- [Exercise goal]
Look through the material below. Copy every line with the string "Toca" in it.

- [Records]
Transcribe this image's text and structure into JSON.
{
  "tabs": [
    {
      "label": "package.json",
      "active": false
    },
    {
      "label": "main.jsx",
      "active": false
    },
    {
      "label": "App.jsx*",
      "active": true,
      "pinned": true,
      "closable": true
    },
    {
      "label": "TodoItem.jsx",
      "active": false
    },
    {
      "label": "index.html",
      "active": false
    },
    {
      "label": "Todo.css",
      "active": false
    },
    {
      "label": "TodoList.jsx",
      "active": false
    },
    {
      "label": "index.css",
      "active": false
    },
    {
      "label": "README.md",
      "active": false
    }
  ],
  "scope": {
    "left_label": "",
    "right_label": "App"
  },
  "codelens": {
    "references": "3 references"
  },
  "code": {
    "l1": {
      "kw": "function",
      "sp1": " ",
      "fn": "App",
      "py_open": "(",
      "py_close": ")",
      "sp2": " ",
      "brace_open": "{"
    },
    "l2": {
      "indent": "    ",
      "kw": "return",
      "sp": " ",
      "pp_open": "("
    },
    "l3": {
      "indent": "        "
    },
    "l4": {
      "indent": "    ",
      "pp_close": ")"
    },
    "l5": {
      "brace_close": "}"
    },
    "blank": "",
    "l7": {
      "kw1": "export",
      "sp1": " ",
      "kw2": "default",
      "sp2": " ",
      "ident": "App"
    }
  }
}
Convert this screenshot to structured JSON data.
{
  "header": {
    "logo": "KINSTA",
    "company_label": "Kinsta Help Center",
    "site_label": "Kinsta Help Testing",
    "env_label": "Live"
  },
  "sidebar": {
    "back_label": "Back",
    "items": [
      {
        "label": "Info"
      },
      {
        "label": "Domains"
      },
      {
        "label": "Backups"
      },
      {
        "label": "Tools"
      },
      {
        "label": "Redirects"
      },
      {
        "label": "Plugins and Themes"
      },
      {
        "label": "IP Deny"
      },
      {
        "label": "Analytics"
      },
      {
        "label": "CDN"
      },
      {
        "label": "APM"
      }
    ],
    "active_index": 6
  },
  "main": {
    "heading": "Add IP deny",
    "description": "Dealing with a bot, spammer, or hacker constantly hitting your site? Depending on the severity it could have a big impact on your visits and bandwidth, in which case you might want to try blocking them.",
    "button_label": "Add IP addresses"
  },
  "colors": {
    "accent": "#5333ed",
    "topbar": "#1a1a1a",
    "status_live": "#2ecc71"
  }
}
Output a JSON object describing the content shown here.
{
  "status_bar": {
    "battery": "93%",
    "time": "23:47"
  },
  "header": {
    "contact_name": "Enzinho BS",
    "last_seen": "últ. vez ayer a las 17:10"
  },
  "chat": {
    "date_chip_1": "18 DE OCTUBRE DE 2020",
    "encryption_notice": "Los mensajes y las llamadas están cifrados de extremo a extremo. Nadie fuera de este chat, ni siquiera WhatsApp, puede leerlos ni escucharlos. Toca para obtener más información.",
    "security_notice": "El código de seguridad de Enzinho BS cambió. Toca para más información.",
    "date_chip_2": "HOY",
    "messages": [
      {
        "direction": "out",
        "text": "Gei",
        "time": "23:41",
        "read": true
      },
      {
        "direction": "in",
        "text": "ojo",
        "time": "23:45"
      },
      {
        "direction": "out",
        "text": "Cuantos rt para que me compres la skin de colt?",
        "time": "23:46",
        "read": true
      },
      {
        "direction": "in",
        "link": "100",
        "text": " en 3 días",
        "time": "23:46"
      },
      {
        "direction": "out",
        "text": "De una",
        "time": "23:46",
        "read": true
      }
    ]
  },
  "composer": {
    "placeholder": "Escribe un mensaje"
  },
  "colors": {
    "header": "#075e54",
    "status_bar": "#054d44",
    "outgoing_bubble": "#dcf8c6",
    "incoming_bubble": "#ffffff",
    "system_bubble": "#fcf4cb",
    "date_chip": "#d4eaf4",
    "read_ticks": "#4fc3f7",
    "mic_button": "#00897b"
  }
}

- [Finished task]
    "encryption_notice": "Los mensajes y las llamadas están cifrados de extremo a extremo. Nadie fuera de este chat, ni siquiera WhatsApp, puede leerlos ni escucharlos. Toca para obtener más información.",
    "security_notice": "El código de seguridad de Enzinho BS cambió. Toca para más información.",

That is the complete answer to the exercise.